Certain tasks show greater activation in one hemisphere over the other
However, in these tasks, both hemispheres are generally highly active
spatial arrangement of where sounds of different frequency are processed in the brain
representation of the body in the motor & somatosensory cortices
"the neurological process that organizes sensation from one's own body and from the environment and makes it possible to use the body effectively within the environment
Refers to the process used by the brain to combine (or "bind") the results of many sensory operations into a single percept.
refers to the consistency of a research study or measuring test.
a measure of how much values in a data set differ from the mean.
One flash in each example - only audio changes
Auditory and visual cues both provide information about how many events occurred
Auditory information captures visual perception
- With audio, the balls seem to bounce off each other, rather than pass by
Visual cue captures auditory cue
Visual and auditory cues provide different information about what syllable is being uttered • Visual: /ga/ • Auditory: /ba/
• Integration of information arrives at an intermediate percept! /da/
Neat Party Trick
• Participant's hand is out of view • Rubber hand in view • Both are touched at the same time • Perception that rubber hand is theirs
Same basic procedure, but brush never touches the rubber hand
• Creates feeling of a "force-field" around hand
Noted that participants showed motor cortex activity 1-2 seconds before they were conscious of choosing to move!
Threshold of Consciousness
the lowest limit of sensibility; the point of consciousness at which a stimulus is barely perceived.
falling asleep, the thalamus reduces activity before the cortex
it's possible to become aware that you are dreamin. This is associated with an increase in frontal activity • Our self-awareness has gone up!
pairs of words or phrases in a particular language that differ in only one phonological element, such as a phoneme, toneme or chroneme, and have distinct meanings.
a visual representation of the spectrum of frequencies of sound or other signal as they vary with time

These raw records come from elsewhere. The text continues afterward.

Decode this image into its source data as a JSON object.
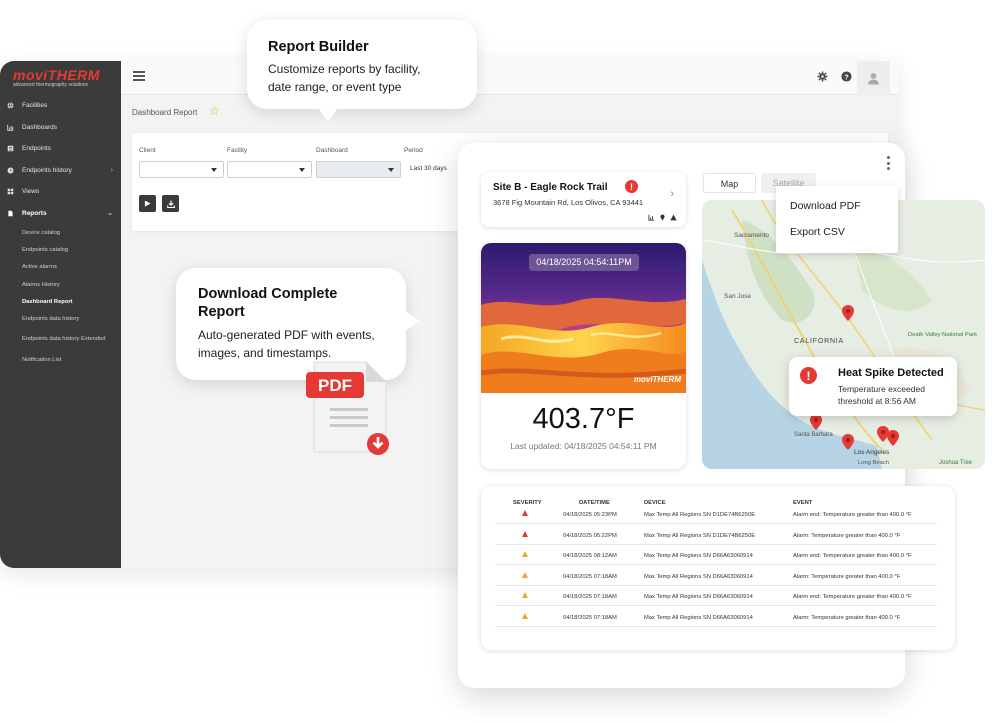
{
  "brand": {
    "logo_text": "moviTHERM",
    "tagline": "advanced thermography solutions"
  },
  "sidebar": {
    "items": [
      {
        "label": "Facilities",
        "icon": "globe-icon"
      },
      {
        "label": "Dashboards",
        "icon": "chart-icon"
      },
      {
        "label": "Endpoints",
        "icon": "list-icon"
      },
      {
        "label": "Endpoints history",
        "icon": "clock-icon"
      },
      {
        "label": "Views",
        "icon": "grid-icon"
      },
      {
        "label": "Reports",
        "icon": "document-icon"
      }
    ],
    "sub_items": [
      "Device catalog",
      "Endpoints catalog",
      "Active alarms",
      "Alarms History",
      "Dashboard Report",
      "Endpoints data history",
      "Endpoints data history Extended",
      "Notification List"
    ]
  },
  "page": {
    "title": "Dashboard Report",
    "filters": {
      "client_label": "Client",
      "facility_label": "Facility",
      "dashboard_label": "Dashboard",
      "period_label": "Period",
      "period_value": "Last 30 days"
    }
  },
  "callouts": {
    "report_builder": {
      "title": "Report Builder",
      "text": "Customize reports by facility, date range, or event type"
    },
    "download": {
      "title": "Download Complete Report",
      "text": "Auto-generated PDF with events, images, and timestamps.",
      "pdf_label": "PDF"
    }
  },
  "site": {
    "name": "Site B - Eagle Rock Trail",
    "address": "3678 Fig Mountain Rd, Los Olivos, CA 93441",
    "alert": "!"
  },
  "thermal": {
    "timestamp": "04/18/2025 04:54:11PM",
    "watermark": "moviTHERM",
    "temperature": "403.7°F",
    "updated": "Last updated: 04/18/2025 04:54:11 PM"
  },
  "map": {
    "tabs": [
      "Map",
      "Satellite"
    ],
    "menu": [
      "Download PDF",
      "Export CSV"
    ],
    "labels": [
      "Sacramento",
      "San Jose",
      "CALIFORNIA",
      "Death Valley National Park",
      "Santa Barbara",
      "Los Angeles",
      "Long Beach",
      "Joshua Tree"
    ],
    "alert": {
      "title": "Heat Spike Detected",
      "text": "Temperature exceeded threshold at 8:56 AM"
    }
  },
  "events": {
    "headers": [
      "SEVERITY",
      "DATE/TIME",
      "DEVICE",
      "EVENT"
    ],
    "rows": [
      {
        "severity": "critical",
        "datetime": "04/18/2025 05:23PM",
        "device": "Max Temp All Regions SN D1DE74B6250E",
        "event": "Alarm end: Temperature greater than 400.0 °F"
      },
      {
        "severity": "critical",
        "datetime": "04/18/2025 05:22PM",
        "device": "Max Temp All Regions SN D1DE74B6250E",
        "event": "Alarm: Temperature greater than 400.0 °F"
      },
      {
        "severity": "warning",
        "datetime": "04/18/2025 08:12AM",
        "device": "Max Temp All Regions SN D66A63060914",
        "event": "Alarm end: Temperature greater than 400.0 °F"
      },
      {
        "severity": "warning",
        "datetime": "04/18/2025 07:18AM",
        "device": "Max Temp All Regions SN D66A63060914",
        "event": "Alarm: Temperature greater than 400.0 °F"
      },
      {
        "severity": "warning",
        "datetime": "04/18/2025 07:18AM",
        "device": "Max Temp All Regions SN D66A63060914",
        "event": "Alarm end: Temperature greater than 400.0 °F"
      },
      {
        "severity": "warning",
        "datetime": "04/18/2025 07:18AM",
        "device": "Max Temp All Regions SN D66A63060914",
        "event": "Alarm: Temperature greater than 400.0 °F"
      }
    ]
  },
  "colors": {
    "brand_red": "#e53935",
    "sidebar_bg": "#3b3b3b",
    "warning": "#f2a42b"
  }
}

are resonant frequencies from the shape of the mouth and nasal cavities
Lack of invariance problem
there is no single, invariant property in the acoustic waveform (or spectrogram) that corresponds uniquely to a given speech sound
Speech sounds overlap in time
speech sounds take on some of the properties of their neighbors
- root&suit "u sound"
With experience, we establish functional categories and these categories sound most similar to us
Motor Theory of Speech Perception
Suggests only humans speak Because only humans have the right vocal apparatus (sound to understandable motor movements)
Wernicke's Localization hypothesis
His patients were damaged in a different place than Broca's
Therefore, there must be more than one language area